Every single entry must be restated word for word.

* LISTED RECORDS:
************

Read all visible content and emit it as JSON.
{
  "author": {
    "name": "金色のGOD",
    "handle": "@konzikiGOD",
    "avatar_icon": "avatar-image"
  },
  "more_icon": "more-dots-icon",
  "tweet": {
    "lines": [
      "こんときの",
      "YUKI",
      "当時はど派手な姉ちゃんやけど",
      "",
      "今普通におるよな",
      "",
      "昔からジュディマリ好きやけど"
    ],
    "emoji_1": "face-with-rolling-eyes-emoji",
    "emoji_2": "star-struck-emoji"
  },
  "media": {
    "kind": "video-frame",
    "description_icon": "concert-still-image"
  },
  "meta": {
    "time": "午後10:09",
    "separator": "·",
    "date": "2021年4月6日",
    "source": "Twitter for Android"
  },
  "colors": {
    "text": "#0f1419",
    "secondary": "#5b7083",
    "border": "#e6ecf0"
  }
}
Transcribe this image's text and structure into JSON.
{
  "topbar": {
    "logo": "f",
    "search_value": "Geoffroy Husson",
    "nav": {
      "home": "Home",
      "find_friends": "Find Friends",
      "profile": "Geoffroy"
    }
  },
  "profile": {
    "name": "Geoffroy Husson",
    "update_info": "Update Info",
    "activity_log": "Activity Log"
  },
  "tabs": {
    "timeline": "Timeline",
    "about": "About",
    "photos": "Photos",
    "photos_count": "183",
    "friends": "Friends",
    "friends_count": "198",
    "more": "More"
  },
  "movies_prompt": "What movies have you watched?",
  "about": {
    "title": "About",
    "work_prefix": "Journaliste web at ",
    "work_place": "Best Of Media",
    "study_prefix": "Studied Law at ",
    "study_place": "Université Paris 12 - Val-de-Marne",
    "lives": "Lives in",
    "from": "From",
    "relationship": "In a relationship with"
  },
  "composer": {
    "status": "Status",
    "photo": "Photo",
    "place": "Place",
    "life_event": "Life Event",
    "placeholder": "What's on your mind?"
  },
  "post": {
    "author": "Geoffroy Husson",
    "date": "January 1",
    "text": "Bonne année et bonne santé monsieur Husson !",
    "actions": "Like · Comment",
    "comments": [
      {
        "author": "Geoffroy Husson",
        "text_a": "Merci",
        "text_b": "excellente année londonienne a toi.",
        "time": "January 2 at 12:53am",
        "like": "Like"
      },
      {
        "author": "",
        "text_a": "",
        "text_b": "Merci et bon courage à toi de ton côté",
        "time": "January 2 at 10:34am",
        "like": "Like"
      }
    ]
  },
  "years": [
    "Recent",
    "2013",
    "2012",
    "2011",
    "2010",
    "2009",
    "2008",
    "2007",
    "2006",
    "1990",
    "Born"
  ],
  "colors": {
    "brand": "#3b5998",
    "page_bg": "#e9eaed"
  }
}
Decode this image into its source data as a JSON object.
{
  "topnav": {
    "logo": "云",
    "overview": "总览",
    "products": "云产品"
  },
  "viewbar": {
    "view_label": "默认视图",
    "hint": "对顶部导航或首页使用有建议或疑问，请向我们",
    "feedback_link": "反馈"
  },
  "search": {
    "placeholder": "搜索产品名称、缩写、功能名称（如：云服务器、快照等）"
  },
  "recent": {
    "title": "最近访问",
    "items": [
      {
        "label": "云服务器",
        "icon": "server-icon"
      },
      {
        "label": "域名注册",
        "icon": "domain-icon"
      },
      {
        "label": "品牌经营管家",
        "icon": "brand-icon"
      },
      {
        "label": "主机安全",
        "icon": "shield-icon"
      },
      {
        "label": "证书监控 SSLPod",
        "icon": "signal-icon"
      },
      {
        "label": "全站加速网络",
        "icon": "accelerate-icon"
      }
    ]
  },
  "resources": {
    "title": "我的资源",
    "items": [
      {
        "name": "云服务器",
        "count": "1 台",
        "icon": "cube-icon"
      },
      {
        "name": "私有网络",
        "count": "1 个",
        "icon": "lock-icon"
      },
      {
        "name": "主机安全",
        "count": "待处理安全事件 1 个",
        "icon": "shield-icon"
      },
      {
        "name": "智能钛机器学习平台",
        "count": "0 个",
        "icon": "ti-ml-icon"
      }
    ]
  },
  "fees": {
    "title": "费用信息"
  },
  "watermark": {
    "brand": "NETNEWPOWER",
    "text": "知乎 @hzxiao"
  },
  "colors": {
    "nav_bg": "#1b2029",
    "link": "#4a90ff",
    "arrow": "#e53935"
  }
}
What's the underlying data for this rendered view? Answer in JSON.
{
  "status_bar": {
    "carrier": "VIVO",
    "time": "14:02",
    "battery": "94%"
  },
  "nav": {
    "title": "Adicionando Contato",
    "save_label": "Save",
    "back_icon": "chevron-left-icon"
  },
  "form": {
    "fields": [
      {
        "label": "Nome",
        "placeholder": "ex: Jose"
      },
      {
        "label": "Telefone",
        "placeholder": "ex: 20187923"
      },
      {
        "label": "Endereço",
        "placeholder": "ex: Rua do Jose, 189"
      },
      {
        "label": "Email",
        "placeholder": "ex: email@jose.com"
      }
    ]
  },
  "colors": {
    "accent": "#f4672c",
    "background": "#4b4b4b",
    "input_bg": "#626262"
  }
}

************

* ANSWER SPACE:
Read all visible content and emit it as JSON.
{
  "author": {
    "name": "金色のGOD",
    "handle": "@konzikiGOD",
    "avatar_icon": "avatar-image"
  },
  "more_icon": "more-dots-icon",
  "tweet": {
    "lines": [
      "こんときの",
      "YUKI",
      "当時はど派手な姉ちゃんやけど",
      "",
      "今普通におるよな",
      "",
      "昔からジュディマリ好きやけど"
    ],
    "emoji_1": "face-with-rolling-eyes-emoji",
    "emoji_2": "star-struck-emoji"
  },
  "media": {
    "kind": "video-frame",
    "description_icon": "concert-still-image"
  },
  "meta": {
    "time": "午後10:09",
    "separator": "·",
    "date": "2021年4月6日",
    "source": "Twitter for Android"
  },
  "colors": {
    "text": "#0f1419",
    "secondary": "#5b7083",
    "border": "#e6ecf0"
  }
}
Transcribe this image's text and structure into JSON.
{
  "topbar": {
    "logo": "f",
    "search_value": "Geoffroy Husson",
    "nav": {
      "home": "Home",
      "find_friends": "Find Friends",
      "profile": "Geoffroy"
    }
  },
  "profile": {
    "name": "Geoffroy Husson",
    "update_info": "Update Info",
    "activity_log": "Activity Log"
  },
  "tabs": {
    "timeline": "Timeline",
    "about": "About",
    "photos": "Photos",
    "photos_count": "183",
    "friends": "Friends",
    "friends_count": "198",
    "more": "More"
  },
  "movies_prompt": "What movies have you watched?",
  "about": {
    "title": "About",
    "work_prefix": "Journaliste web at ",
    "work_place": "Best Of Media",
    "study_prefix": "Studied Law at ",
    "study_place": "Université Paris 12 - Val-de-Marne",
    "lives": "Lives in",
    "from": "From",
    "relationship": "In a relationship with"
  },
  "composer": {
    "status": "Status",
    "photo": "Photo",
    "place": "Place",
    "life_event": "Life Event",
    "placeholder": "What's on your mind?"
  },
  "post": {
    "author": "Geoffroy Husson",
    "date": "January 1",
    "text": "Bonne année et bonne santé monsieur Husson !",
    "actions": "Like · Comment",
    "comments": [
      {
        "author": "Geoffroy Husson",
        "text_a": "Merci",
        "text_b": "excellente année londonienne a toi.",
        "time": "January 2 at 12:53am",
        "like": "Like"
      },
      {
        "author": "",
        "text_a": "",
        "text_b": "Merci et bon courage à toi de ton côté",
        "time": "January 2 at 10:34am",
        "like": "Like"
      }
    ]
  },
  "years": [
    "Recent",
    "2013",
    "2012",
    "2011",
    "2010",
    "2009",
    "2008",
    "2007",
    "2006",
    "1990",
    "Born"
  ],
  "colors": {
    "brand": "#3b5998",
    "page_bg": "#e9eaed"
  }
}
Decode this image into its source data as a JSON object.
{
  "topnav": {
    "logo": "云",
    "overview": "总览",
    "products": "云产品"
  },
  "viewbar": {
    "view_label": "默认视图",
    "hint": "对顶部导航或首页使用有建议或疑问，请向我们",
    "feedback_link": "反馈"
  },
  "search": {
    "placeholder": "搜索产品名称、缩写、功能名称（如：云服务器、快照等）"
  },
  "recent": {
    "title": "最近访问",
    "items": [
      {
        "label": "云服务器",
        "icon": "server-icon"
      },
      {
        "label": "域名注册",
        "icon": "domain-icon"
      },
      {
        "label": "品牌经营管家",
        "icon": "brand-icon"
      },
      {
        "label": "主机安全",
        "icon": "shield-icon"
      },
      {
        "label": "证书监控 SSLPod",
        "icon": "signal-icon"
      },
      {
        "label": "全站加速网络",
        "icon": "accelerate-icon"
      }
    ]
  },
  "resources": {
    "title": "我的资源",
    "items": [
      {
        "name": "云服务器",
        "count": "1 台",
        "icon": "cube-icon"
      },
      {
        "name": "私有网络",
        "count": "1 个",
        "icon": "lock-icon"
      },
      {
        "name": "主机安全",
        "count": "待处理安全事件 1 个",
        "icon": "shield-icon"
      },
      {
        "name": "智能钛机器学习平台",
        "count": "0 个",
        "icon": "ti-ml-icon"
      }
    ]
  },
  "fees": {
    "title": "费用信息"
  },
  "watermark": {
    "brand": "NETNEWPOWER",
    "text": "知乎 @hzxiao"
  },
  "colors": {
    "nav_bg": "#1b2029",
    "link": "#4a90ff",
    "arrow": "#e53935"
  }
}
What's the underlying data for this rendered view? Answer in JSON.
{
  "status_bar": {
    "carrier": "VIVO",
    "time": "14:02",
    "battery": "94%"
  },
  "nav": {
    "title": "Adicionando Contato",
    "save_label": "Save",
    "back_icon": "chevron-left-icon"
  },
  "form": {
    "fields": [
      {
        "label": "Nome",
        "placeholder": "ex: Jose"
      },
      {
        "label": "Telefone",
        "placeholder": "ex: 20187923"
      },
      {
        "label": "Endereço",
        "placeholder": "ex: Rua do Jose, 189"
      },
      {
        "label": "Email",
        "placeholder": "ex: email@jose.com"
      }
    ]
  },
  "colors": {
    "accent": "#f4672c",
    "background": "#4b4b4b",
    "input_bg": "#626262"
  }
}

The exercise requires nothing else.